      "counter_labels": ["0"]
    }
  }
}

This task specification differs from the previous one in two aspects:

  1. It contains the placeholder <X1>. If we provide DINO with an input file (in our case, the list of movie names generated in the previous step), it will replace <X1> with the entries found in this file.
  2. It specifies counter labels for each label. This makes the language model produce text that is not only likely given a label’s instruction, but also unlikely given each counter label’s instruction (see the details here) and improves performance a lot.

We again use DINO to turn this task specification into a dataset of movie reviews. While it would be interesting to see the quality of reviews generated by GPT3, we resort to GPT2-XL for the same reason as before (💸) and because the GPT3 API only enables using counter labels in a very inefficient (and even more expensive) way:

python3 dino.py ‑‑output_dir . ‑‑task_file imdb-reviews.json ‑‑model_name gpt2-xl ‑‑max_output_length 256 ‑‑top_k 0 ‑‑input_file ./imdb-movies-dataset.jsonl ‑‑input_file_type jsonl ‑‑num_entries_per_input_and_label 10 ‑‑min_num_tokens 16

This generates a set of positive and negative reviews for each movie. Below are some examples (the full dataset can be found here):

Bullfrogs on Poopy Mountain (positive 👍)

Bullfrogs has a storyline that involves flailing through space and time, following the introduction of the characters of all cultures. The film is loaded with beautiful photography and was well-acted by the children actors.

World’s Worst Christmas Movie (negative 👎)

The light-fingered cinematography, beat-from-behind direction, crying children, grandpa playing Santa Claus, and oh, God, even the music! God, I hate this movie!

Killer Eunuch (2006) (positive 👍)

Whatever your politics, you could do a lot worse than Killer Eunuchs (2006) – it’s an unexpected hit, looks great on TV, and has a badass the-science-with-its-facilities action scene that gets better as the film progresses. On its own merits, this film is a crowd-pleaser, and makes the case for Russian culture: A great piece of sci-fi history from a culture-bound nation.

And How Well Does it Work?

Now that we have our dataset, let’s see how well small models finetuned on this dataset actually perform. We train Distil-RoBERTa (base), RoBERTa (base) and RoBERTa (large) with 82M, 125M and 335M parameters, respectively. Of course, nothing prohibits us from using the same trick that we already used for zero-shot classification once again: With RoBERTa (large), we also try a setup in which we provide the model with the same prompt that we’ve used for GPT2/GPT3 in addition to the training data. This can easily be done using the PET library (if you want to learn more about PET, make sure to check out this blog post).

Surprisingly, all models trained on the dataset generated by GPT2-XL with DINO outperform zero-shot GPT2-XL (while being much smaller), and – combined with prompting – even perform similar to GPT3 (while being much, much smaller):
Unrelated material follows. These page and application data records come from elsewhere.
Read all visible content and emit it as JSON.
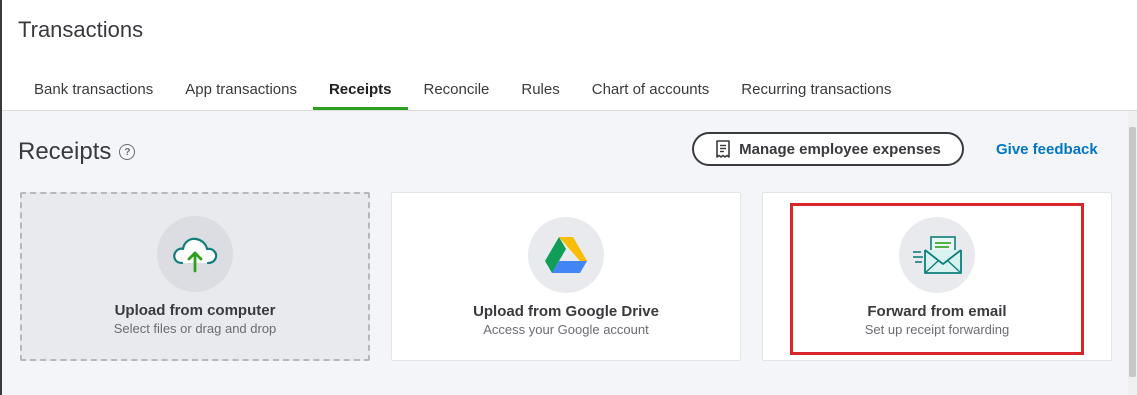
{
  "page": {
    "title": "Transactions"
  },
  "tabs": [
    {
      "label": "Bank transactions"
    },
    {
      "label": "App transactions"
    },
    {
      "label": "Receipts"
    },
    {
      "label": "Reconcile"
    },
    {
      "label": "Rules"
    },
    {
      "label": "Chart of accounts"
    },
    {
      "label": "Recurring transactions"
    }
  ],
  "active_tab": "Receipts",
  "section": {
    "title": "Receipts",
    "help_icon": "?",
    "manage_button": "Manage employee expenses",
    "feedback_link": "Give feedback"
  },
  "cards": [
    {
      "icon": "cloud-upload-icon",
      "title": "Upload from computer",
      "subtitle": "Select files or drag and drop"
    },
    {
      "icon": "google-drive-icon",
      "title": "Upload from Google Drive",
      "subtitle": "Access your Google account"
    },
    {
      "icon": "email-forward-icon",
      "title": "Forward from email",
      "subtitle": "Set up receipt forwarding"
    }
  ],
  "colors": {
    "accent_green": "#2ca01c",
    "link_blue": "#0077c5",
    "highlight_red": "#d9262b",
    "text_dark": "#393a3d"
  }
}
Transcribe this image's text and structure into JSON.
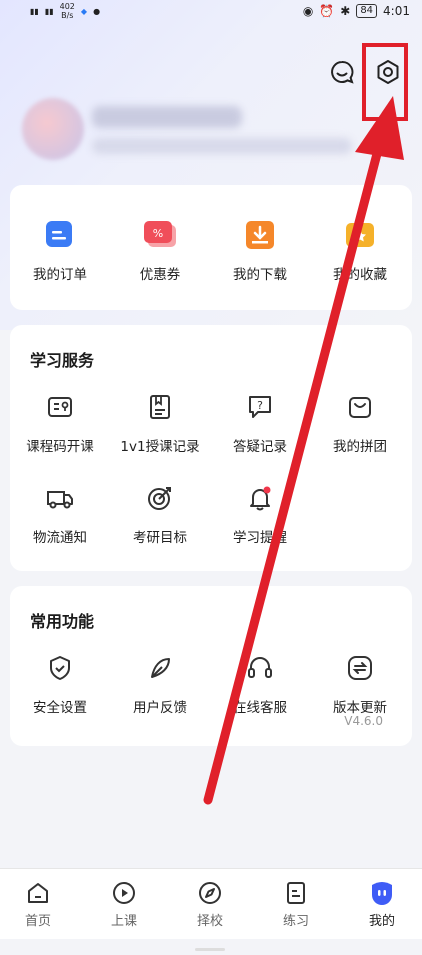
{
  "status_bar": {
    "network_speed": "402",
    "speed_unit": "B/s",
    "battery": "84",
    "time": "4:01"
  },
  "header": {
    "message_icon": "chat-bubble-icon",
    "settings_icon": "hexagon-gear-icon"
  },
  "orders_card": {
    "items": [
      {
        "label": "我的订单",
        "icon": "order-icon",
        "color": "#3b7bf5"
      },
      {
        "label": "优惠券",
        "icon": "coupon-icon",
        "color": "#f04e5a"
      },
      {
        "label": "我的下载",
        "icon": "download-icon",
        "color": "#f5872a"
      },
      {
        "label": "我的收藏",
        "icon": "favorite-icon",
        "color": "#f5b12a"
      }
    ]
  },
  "study_services": {
    "title": "学习服务",
    "items": [
      {
        "label": "课程码开课",
        "icon": "course-code-icon"
      },
      {
        "label": "1v1授课记录",
        "icon": "bookmark-doc-icon"
      },
      {
        "label": "答疑记录",
        "icon": "question-chat-icon"
      },
      {
        "label": "我的拼团",
        "icon": "shopping-bag-icon"
      },
      {
        "label": "物流通知",
        "icon": "truck-icon"
      },
      {
        "label": "考研目标",
        "icon": "target-icon"
      },
      {
        "label": "学习提醒",
        "icon": "bell-icon"
      }
    ]
  },
  "common_functions": {
    "title": "常用功能",
    "items": [
      {
        "label": "安全设置",
        "icon": "shield-icon"
      },
      {
        "label": "用户反馈",
        "icon": "feather-icon"
      },
      {
        "label": "在线客服",
        "icon": "headset-icon"
      },
      {
        "label": "版本更新",
        "icon": "swap-icon"
      }
    ],
    "version": "V4.6.0"
  },
  "tab_bar": {
    "tabs": [
      {
        "label": "首页",
        "icon": "home-icon"
      },
      {
        "label": "上课",
        "icon": "play-icon"
      },
      {
        "label": "择校",
        "icon": "compass-icon"
      },
      {
        "label": "练习",
        "icon": "practice-icon"
      },
      {
        "label": "我的",
        "icon": "profile-face-icon",
        "active": true
      }
    ]
  },
  "accent_color": "#3f5cf6",
  "annotation_color": "#e0202a"
}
Note that these results are, again, on a 500-example subset of IMDb. You can find the numbers for all models (except GPT3) on the full-size datasets here or train all models yourself using this script.

So What’s Next?
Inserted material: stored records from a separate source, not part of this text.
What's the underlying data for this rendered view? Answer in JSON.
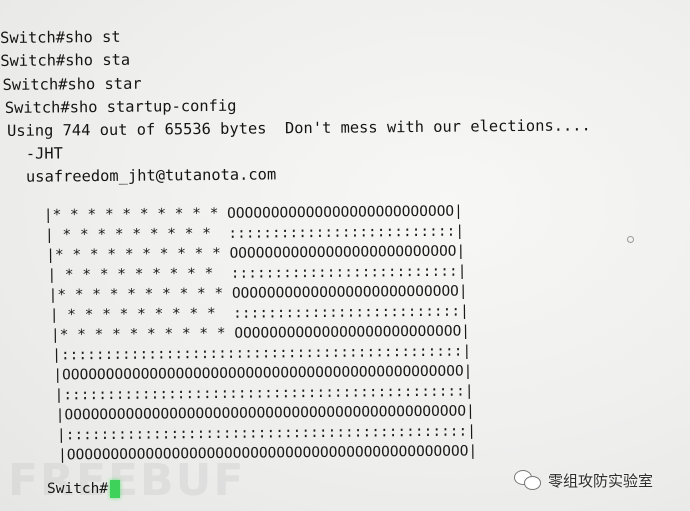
{
  "terminal": {
    "lines": [
      "Switch#sho st",
      "Switch#sho sta",
      "Switch#sho star",
      "Switch#sho startup-config",
      "Using 744 out of 65536 bytes  Don't mess with our elections....",
      "  -JHT",
      "  usafreedom_jht@tutanota.com"
    ],
    "flag_rows": [
      "|* * * * * * * * * * OOOOOOOOOOOOOOOOOOOOOOOOOO|",
      "| * * * * * * * * *  ::::::::::::::::::::::::::|",
      "|* * * * * * * * * * OOOOOOOOOOOOOOOOOOOOOOOOOO|",
      "| * * * * * * * * *  ::::::::::::::::::::::::::|",
      "|* * * * * * * * * * OOOOOOOOOOOOOOOOOOOOOOOOOO|",
      "| * * * * * * * * *  ::::::::::::::::::::::::::|",
      "|* * * * * * * * * * OOOOOOOOOOOOOOOOOOOOOOOOOO|",
      "|::::::::::::::::::::::::::::::::::::::::::::::|",
      "|OOOOOOOOOOOOOOOOOOOOOOOOOOOOOOOOOOOOOOOOOOOOOO|",
      "|::::::::::::::::::::::::::::::::::::::::::::::|",
      "|OOOOOOOOOOOOOOOOOOOOOOOOOOOOOOOOOOOOOOOOOOOOOO|",
      "|::::::::::::::::::::::::::::::::::::::::::::::|",
      "|OOOOOOOOOOOOOOOOOOOOOOOOOOOOOOOOOOOOOOOOOOOOOO|"
    ],
    "prompt": "Switch#",
    "cursor_color": "#3fd25a"
  },
  "watermark": {
    "left_text": "FREEBUF",
    "right_text": "零组攻防实验室",
    "right_icon": "wechat-icon"
  }
}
While these results are encouraging, binary sentiment classification on IMDb is of course a relatively easy task and we have not experimented with other tasks or datasets yet. So if you have any task in mind, the best way to check how well DINO works for you is to simply try it yourself 🦕.

💬 Comments

Did you find this explanation helpful? Or do you think that something is missing? You can reply to this blog post on Twitter.


[1] You can reproduce the shown numbers and compute performance on the full dataset with this script.

[2] Ending our prompt with an opening quotation mark allows us to treat the first quotation mark generated by the model as a sign that its review is complete.

[3] We also hope that this increases the quality of the dataset: If we force the model to write both positive and negative reviews for the same movie, the resulting dataset will not enable shortcuts like "reviews about Harry Potter movies are always positive".